“Human nature being what it is, it’s always a risk when people’s gun rights are obliterated. Now, it doesn’t happen overnight, but it does happen,” says Pratt. Citing mass killings of unarmed civilians by the Khmer Rouge in Cambodia and the Kim regime in North Korea, Pratt points to Ukraine’s strict gun registration laws as the first step toward firearm confiscation. “It turns a god-given right into a government-given privilege.”
And that “god-given” right applies to everyone, Pratt says. “We view that right as universal. We’re fortunate to have it protected in this country by the Second Amendment, but the thing about rights is, they can’t be given or taken away.”
I would argue that Pratt is putting the cart before the horse here. In the late 18th century, American politicians decided to pass a Bill of Rights that included the Second Amendment to their constitution, which provided for “the right of the people to keep and bear Arms”. In the years since, many generations of Americans have grown up with that right, and it’s unsurprising that some of them have come to regard it as natural and universal. Citizens of Canada, and I suspect of most other countries, are more likely to regard the explicit right to keep and bear arms as an idiosyncratic American invention representing little more than an accident of history. The Second Amendment was indeed “given” by politicians, and could be unceremoniously “taken away” if the political winds happen to undergo a major change (which has been known to happen – ask any Ukrainian).
The suggestion that gun rights are “god-given” as opposed to politician-given is risible from an atheistic perspective, at least if taken literally, but also represents a particularly clear example of how humans sometimes like to invoke divine authority in order to lend an air of solemnity to their own preoccupations.
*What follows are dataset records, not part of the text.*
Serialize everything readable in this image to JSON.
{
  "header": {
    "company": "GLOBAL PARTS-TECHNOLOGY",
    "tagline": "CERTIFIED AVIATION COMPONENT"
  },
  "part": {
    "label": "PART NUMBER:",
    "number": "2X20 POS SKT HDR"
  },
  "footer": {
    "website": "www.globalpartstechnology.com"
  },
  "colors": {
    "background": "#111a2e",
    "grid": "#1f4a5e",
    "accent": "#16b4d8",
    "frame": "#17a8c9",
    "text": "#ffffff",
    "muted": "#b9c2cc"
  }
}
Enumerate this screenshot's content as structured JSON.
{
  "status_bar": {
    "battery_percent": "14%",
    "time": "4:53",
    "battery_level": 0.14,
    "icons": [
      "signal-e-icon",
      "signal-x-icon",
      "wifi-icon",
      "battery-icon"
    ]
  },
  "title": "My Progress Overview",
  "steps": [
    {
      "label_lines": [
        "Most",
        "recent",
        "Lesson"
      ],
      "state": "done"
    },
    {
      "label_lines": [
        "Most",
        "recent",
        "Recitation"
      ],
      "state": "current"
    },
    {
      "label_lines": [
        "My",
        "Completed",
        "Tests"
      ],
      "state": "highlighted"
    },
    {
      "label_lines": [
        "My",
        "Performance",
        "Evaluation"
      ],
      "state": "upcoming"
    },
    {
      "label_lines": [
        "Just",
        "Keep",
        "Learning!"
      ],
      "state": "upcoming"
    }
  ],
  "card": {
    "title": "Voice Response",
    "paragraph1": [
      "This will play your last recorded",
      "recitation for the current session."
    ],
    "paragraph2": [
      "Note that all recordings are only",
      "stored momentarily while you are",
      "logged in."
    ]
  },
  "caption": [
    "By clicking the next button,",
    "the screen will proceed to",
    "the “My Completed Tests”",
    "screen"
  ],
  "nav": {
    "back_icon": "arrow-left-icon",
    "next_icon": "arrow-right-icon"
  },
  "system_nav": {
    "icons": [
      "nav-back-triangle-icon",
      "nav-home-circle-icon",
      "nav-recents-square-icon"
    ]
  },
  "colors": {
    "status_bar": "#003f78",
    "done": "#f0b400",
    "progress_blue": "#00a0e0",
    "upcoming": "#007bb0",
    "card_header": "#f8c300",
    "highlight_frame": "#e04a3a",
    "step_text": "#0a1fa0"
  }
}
As a red-blooded American, Pratt thinks people ought to be allowed to bear arms, but his nation’s endorsement of that right is apparently insufficient. Having the endorsement co-signed by God, however concrete or abstract Pratt’s conception of God may be, undoubtedly provides an excellent bulwark against suggestions that the Second Amendment was merely the ill-conceived brainchild of some Enlightenment-era gents who were a bit bloody-minded on the subject of equipping the people to battle an overbearing government because they had, after all, recently pulled off a hard-fought rebellion themselves.
For those of us who don’t think God exists in the first place, divinely bestowed gun rights are obviously a bit of a non-starter. To me, at least, it seems fairly clear that America would be better off without the Second Amendment, and that any American attempts to export the silly thing should be firmly resisted. In Ukraine, after all, they seem to be pulling off their revolution largely without the benefit of firearms, although what kind of new order will emerge from the ashes of the old one remains an open question.